Work order –
Please count how many lines below contain the word "this" and give nothing but that figure.

***

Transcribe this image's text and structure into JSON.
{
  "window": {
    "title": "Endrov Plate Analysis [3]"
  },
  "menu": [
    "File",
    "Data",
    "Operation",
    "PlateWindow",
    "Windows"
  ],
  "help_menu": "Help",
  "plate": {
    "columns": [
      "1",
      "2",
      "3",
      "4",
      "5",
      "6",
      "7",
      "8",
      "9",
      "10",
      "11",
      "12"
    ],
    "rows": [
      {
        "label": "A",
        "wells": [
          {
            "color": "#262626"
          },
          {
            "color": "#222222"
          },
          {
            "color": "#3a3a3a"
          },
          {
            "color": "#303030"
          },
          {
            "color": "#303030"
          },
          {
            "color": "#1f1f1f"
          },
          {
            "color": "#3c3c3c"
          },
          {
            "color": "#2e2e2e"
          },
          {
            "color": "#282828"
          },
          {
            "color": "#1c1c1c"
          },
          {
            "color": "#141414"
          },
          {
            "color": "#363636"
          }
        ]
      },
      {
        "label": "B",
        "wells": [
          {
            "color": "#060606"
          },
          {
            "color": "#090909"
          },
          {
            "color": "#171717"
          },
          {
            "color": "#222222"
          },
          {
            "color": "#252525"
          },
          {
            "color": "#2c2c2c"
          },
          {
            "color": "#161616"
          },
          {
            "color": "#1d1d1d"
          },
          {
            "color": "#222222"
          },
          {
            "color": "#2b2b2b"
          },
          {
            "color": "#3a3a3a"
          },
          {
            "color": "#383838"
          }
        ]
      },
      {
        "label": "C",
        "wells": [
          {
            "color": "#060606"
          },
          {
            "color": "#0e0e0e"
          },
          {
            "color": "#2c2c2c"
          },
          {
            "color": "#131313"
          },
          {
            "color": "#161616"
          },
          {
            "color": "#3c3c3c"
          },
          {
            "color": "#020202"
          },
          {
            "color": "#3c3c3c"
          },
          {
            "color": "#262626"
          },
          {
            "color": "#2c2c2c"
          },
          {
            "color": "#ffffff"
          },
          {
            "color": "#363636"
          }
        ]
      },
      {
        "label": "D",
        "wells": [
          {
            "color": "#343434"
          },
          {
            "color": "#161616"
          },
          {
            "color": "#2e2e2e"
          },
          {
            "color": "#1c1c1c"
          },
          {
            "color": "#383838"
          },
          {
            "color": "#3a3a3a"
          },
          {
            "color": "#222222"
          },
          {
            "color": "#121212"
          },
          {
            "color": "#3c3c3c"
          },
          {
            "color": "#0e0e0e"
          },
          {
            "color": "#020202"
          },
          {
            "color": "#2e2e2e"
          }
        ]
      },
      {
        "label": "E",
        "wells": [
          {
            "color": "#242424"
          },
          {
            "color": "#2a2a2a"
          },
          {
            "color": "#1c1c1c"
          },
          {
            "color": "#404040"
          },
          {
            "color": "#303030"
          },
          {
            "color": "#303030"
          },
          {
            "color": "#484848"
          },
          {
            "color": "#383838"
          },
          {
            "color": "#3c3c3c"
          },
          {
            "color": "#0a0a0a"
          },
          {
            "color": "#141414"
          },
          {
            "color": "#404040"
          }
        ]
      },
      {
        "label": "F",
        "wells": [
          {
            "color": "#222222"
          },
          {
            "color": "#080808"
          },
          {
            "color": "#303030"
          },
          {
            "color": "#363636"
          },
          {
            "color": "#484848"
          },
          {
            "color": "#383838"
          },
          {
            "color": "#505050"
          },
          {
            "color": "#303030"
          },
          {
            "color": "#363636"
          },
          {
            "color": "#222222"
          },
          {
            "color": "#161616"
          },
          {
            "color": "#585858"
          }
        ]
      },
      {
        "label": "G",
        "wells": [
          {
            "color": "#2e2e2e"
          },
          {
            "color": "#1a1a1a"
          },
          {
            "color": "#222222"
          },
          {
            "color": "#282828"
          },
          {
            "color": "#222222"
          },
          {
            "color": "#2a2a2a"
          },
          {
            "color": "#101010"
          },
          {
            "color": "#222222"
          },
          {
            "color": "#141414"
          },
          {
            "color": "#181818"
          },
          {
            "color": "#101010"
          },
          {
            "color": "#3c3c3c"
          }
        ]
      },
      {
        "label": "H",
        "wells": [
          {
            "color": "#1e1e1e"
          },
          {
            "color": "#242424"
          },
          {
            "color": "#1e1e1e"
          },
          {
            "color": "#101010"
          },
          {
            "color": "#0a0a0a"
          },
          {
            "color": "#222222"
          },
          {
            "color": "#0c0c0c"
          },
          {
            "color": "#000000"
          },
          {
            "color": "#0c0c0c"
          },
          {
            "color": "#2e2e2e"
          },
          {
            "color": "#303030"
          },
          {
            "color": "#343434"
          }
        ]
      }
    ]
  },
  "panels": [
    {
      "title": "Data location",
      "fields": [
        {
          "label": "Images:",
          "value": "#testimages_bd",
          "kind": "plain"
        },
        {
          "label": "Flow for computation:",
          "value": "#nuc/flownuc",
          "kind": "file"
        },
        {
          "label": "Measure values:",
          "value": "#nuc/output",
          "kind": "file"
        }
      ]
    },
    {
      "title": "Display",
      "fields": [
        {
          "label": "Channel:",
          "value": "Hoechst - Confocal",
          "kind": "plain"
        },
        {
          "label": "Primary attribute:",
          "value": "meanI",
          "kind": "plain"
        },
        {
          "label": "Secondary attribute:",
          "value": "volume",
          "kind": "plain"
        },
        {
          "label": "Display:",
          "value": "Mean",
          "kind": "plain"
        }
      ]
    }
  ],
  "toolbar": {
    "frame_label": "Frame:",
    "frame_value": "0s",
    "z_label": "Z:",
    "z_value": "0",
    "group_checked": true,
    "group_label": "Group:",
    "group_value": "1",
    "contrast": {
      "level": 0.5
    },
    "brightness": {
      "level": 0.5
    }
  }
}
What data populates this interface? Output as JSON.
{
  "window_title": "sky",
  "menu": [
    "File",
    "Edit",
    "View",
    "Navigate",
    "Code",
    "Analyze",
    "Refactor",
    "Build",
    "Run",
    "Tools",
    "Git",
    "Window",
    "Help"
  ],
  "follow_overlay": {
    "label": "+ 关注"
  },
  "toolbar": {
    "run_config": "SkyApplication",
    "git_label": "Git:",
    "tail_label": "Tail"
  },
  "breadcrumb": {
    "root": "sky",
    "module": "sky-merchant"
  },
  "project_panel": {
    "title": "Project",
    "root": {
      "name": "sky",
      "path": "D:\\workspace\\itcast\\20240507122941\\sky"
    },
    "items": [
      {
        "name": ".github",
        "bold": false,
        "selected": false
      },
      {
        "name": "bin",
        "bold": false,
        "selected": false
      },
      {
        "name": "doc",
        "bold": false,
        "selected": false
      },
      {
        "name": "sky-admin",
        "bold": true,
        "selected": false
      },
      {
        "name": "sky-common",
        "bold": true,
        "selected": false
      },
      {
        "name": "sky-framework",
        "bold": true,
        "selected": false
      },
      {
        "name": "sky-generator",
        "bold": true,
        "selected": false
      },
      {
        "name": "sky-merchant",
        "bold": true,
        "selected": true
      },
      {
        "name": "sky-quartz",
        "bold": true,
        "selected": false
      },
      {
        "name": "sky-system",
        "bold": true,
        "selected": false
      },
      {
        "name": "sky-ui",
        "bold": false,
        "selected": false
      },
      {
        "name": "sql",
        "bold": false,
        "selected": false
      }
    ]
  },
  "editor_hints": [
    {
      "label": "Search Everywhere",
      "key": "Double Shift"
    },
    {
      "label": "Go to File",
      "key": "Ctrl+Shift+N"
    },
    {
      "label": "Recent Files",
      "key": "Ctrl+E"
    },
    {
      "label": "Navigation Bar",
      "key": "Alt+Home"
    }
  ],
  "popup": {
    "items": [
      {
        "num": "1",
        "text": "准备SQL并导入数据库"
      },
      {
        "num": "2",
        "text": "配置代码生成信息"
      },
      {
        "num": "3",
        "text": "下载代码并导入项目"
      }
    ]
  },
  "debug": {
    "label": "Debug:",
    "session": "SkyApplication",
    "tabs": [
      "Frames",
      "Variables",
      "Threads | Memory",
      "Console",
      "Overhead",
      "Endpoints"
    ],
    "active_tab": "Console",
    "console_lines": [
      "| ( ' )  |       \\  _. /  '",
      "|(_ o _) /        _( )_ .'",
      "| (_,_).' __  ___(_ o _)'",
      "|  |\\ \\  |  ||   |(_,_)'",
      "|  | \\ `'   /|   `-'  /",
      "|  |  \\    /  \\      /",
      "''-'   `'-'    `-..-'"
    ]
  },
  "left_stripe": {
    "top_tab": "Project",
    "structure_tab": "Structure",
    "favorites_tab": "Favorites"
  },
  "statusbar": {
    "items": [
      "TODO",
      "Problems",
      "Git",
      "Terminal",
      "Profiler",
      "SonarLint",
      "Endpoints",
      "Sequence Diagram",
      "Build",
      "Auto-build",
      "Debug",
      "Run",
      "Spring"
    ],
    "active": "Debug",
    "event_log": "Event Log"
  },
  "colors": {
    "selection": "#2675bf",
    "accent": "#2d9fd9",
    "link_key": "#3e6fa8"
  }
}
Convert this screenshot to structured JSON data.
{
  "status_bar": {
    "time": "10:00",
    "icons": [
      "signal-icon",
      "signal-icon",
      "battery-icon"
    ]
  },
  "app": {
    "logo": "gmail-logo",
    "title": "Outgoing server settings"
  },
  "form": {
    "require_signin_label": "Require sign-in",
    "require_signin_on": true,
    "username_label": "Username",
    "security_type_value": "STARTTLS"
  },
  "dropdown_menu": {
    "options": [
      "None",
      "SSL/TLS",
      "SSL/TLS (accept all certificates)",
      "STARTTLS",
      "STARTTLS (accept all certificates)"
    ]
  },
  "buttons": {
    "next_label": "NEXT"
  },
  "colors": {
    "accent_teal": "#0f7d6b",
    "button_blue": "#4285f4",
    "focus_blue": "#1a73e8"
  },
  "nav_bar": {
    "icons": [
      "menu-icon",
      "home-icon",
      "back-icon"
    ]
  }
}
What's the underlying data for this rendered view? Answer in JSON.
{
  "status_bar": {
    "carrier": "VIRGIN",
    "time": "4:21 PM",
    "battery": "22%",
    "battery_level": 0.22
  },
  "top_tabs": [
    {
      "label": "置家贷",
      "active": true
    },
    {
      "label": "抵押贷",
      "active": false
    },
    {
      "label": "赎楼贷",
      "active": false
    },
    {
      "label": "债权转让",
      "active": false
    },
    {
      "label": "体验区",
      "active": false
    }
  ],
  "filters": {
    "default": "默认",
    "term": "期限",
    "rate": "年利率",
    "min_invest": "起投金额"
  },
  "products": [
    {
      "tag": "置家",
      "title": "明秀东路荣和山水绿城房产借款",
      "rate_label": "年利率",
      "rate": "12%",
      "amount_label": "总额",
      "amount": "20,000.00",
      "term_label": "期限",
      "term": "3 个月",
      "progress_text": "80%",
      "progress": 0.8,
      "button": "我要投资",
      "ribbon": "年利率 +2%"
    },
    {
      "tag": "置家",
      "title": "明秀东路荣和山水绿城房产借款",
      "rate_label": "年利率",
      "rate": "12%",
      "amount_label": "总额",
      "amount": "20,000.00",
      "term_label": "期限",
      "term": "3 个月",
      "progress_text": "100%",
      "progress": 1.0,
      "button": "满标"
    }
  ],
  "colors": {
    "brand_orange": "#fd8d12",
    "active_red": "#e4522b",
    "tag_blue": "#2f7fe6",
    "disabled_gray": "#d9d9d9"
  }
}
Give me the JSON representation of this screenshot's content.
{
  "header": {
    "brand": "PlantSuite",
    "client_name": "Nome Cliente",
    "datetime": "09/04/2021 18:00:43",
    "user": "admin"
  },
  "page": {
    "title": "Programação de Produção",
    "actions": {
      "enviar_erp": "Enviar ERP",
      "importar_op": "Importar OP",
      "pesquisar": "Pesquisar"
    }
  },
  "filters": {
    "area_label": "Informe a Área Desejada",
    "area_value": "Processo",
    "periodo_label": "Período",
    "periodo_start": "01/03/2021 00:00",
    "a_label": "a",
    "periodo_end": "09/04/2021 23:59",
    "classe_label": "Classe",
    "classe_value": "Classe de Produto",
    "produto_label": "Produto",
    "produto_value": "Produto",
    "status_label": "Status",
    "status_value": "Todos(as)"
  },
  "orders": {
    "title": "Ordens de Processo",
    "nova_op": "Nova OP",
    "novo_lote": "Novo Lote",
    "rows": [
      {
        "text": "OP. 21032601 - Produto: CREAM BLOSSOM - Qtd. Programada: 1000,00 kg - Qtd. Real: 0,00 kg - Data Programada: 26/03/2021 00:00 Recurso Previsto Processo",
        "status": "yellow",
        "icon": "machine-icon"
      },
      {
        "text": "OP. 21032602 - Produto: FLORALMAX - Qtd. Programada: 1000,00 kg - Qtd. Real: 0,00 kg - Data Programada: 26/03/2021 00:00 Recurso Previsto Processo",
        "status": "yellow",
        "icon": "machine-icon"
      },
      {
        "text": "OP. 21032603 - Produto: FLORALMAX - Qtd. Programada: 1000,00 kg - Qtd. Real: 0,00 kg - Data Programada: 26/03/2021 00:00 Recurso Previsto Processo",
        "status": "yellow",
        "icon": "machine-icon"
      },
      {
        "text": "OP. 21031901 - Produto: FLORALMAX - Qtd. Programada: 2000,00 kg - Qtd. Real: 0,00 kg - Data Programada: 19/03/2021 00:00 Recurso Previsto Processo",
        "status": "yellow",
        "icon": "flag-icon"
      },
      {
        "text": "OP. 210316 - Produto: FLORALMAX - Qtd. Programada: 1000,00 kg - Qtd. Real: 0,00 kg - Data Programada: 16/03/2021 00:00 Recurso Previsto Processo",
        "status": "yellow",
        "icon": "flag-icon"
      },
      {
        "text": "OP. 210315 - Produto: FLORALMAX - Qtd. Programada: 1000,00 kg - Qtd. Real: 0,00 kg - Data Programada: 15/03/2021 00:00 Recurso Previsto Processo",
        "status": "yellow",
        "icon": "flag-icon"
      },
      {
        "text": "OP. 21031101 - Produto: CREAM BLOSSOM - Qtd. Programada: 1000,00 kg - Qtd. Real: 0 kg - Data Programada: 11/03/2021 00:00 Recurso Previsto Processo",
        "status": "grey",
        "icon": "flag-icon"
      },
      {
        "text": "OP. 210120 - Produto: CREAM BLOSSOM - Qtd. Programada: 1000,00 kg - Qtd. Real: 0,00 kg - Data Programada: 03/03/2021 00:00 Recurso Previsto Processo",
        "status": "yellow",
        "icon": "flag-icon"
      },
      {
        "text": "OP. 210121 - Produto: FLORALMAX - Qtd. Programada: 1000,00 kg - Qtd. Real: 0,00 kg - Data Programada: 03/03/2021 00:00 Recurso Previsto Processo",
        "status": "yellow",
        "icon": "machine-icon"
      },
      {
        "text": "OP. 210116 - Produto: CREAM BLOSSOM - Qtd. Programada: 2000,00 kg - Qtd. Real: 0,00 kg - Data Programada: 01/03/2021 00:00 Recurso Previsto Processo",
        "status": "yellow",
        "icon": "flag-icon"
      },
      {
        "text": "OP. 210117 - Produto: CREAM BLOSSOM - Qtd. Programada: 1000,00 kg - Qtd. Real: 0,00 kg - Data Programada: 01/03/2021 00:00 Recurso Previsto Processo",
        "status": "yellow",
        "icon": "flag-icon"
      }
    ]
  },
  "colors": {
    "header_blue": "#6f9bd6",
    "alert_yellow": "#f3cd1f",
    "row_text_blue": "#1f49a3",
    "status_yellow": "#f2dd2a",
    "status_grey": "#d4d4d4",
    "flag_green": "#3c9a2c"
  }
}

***

Your response –
5